▶ [Entries supplied]
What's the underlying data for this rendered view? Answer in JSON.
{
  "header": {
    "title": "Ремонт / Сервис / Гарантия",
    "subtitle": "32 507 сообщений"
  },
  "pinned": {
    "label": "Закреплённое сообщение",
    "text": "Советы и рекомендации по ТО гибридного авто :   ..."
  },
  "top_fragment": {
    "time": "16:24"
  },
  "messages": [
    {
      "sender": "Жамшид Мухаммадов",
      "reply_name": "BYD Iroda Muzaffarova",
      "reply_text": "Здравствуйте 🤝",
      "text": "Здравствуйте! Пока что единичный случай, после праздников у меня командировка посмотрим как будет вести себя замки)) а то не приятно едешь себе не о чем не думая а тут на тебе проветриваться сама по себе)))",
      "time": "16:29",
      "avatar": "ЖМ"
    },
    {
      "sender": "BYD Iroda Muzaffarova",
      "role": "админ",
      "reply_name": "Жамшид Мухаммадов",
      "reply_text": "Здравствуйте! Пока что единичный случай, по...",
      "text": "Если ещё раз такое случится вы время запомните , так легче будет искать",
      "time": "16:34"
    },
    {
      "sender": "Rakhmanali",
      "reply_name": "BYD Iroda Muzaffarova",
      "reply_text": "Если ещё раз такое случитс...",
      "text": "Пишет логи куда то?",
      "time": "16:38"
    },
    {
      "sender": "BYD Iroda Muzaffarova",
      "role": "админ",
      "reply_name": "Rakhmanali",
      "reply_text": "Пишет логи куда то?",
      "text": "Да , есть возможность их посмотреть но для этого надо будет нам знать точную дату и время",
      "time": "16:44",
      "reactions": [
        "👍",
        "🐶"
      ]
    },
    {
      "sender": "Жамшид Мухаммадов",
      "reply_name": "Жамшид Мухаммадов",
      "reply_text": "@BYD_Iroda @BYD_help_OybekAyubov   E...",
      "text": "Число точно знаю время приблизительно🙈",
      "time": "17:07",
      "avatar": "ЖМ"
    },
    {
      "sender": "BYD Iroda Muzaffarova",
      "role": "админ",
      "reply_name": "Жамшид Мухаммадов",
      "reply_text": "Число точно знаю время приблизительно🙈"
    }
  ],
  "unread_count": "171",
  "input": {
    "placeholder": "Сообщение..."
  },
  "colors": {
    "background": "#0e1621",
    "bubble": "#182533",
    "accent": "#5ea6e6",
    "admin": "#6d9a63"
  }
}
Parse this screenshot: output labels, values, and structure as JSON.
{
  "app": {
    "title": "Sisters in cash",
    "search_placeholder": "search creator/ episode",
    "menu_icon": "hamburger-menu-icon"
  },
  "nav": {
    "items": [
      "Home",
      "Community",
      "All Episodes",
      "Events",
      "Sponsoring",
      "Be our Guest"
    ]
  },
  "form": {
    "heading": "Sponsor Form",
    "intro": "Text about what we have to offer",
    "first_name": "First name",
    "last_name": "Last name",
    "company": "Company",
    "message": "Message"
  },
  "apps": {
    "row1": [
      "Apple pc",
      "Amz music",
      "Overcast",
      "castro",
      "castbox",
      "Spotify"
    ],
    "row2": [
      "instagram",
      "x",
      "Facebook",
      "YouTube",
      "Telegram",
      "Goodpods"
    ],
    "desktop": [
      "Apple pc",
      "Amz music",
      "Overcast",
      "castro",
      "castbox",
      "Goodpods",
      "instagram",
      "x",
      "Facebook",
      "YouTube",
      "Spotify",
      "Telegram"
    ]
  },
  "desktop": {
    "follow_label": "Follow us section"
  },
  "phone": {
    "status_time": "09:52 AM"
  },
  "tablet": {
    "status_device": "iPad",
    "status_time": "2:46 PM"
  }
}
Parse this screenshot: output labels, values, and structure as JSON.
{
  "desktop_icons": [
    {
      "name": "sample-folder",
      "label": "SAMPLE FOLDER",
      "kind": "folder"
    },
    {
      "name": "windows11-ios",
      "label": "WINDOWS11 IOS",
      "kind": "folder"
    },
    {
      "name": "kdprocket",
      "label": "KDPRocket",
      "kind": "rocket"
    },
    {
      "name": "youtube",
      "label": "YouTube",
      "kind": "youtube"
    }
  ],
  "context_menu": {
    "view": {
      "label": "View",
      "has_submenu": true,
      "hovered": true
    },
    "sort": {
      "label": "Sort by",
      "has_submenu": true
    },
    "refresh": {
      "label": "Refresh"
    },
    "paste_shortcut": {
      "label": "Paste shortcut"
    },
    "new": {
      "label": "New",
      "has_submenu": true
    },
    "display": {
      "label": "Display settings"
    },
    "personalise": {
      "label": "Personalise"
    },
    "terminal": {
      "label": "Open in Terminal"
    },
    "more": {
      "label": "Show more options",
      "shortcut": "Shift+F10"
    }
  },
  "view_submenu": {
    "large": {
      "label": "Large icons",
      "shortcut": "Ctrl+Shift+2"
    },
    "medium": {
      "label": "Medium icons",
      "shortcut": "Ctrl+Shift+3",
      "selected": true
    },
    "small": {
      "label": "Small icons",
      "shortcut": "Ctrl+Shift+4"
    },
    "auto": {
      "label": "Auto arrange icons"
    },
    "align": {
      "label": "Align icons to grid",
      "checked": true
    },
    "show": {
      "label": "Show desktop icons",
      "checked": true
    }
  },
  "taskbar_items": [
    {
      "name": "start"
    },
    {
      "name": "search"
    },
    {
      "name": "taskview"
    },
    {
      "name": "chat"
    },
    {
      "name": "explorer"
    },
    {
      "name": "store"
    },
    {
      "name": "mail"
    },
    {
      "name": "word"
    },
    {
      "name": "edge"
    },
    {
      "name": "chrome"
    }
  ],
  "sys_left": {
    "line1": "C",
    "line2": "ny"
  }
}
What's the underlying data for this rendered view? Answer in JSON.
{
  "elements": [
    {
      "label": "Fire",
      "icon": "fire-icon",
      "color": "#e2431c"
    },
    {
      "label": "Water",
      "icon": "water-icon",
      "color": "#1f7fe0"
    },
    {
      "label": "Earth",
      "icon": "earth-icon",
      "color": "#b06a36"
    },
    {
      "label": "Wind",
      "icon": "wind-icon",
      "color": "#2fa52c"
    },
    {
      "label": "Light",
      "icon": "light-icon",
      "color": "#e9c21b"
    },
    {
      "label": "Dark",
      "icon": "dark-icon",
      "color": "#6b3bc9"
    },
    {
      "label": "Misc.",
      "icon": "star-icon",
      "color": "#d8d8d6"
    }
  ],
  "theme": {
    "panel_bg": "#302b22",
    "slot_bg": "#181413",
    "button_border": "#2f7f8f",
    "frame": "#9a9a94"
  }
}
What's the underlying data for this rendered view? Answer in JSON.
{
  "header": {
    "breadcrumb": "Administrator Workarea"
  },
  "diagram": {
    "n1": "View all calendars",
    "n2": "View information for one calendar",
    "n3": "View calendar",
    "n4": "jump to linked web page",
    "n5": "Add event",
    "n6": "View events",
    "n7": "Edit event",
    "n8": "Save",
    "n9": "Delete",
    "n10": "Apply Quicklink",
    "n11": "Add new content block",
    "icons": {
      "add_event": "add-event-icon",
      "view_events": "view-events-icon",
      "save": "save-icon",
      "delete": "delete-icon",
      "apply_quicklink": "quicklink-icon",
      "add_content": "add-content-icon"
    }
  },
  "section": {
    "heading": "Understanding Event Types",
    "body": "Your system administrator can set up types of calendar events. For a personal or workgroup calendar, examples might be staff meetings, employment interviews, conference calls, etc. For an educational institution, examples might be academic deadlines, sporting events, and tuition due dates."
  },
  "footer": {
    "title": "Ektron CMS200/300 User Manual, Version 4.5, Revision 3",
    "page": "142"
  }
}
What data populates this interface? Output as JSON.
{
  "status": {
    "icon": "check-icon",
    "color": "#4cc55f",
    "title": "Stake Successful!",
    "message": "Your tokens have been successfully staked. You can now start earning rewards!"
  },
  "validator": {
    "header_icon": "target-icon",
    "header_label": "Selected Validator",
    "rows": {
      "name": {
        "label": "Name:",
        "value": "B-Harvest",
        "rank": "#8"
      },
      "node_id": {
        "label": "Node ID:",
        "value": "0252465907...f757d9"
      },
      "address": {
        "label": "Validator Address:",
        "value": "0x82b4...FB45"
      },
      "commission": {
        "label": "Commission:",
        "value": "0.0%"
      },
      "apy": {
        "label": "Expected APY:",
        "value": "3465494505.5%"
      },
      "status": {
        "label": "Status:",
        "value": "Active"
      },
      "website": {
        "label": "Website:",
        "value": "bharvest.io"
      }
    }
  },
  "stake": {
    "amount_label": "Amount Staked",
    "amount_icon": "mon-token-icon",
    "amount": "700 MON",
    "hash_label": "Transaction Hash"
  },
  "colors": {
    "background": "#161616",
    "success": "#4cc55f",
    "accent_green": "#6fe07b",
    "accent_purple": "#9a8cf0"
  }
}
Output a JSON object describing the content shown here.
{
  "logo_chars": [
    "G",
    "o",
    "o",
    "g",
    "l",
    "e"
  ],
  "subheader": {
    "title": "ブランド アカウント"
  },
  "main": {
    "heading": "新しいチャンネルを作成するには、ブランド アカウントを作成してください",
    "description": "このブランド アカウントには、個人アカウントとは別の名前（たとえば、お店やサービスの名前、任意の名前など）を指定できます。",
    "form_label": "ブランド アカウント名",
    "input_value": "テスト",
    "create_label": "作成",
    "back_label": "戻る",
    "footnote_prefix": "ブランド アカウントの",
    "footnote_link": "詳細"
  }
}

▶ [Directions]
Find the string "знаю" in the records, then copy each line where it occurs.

▶ [Answer section]
      "text": "Число точно знаю время приблизительно🙈",
      "reply_text": "Число точно знаю время приблизительно🙈"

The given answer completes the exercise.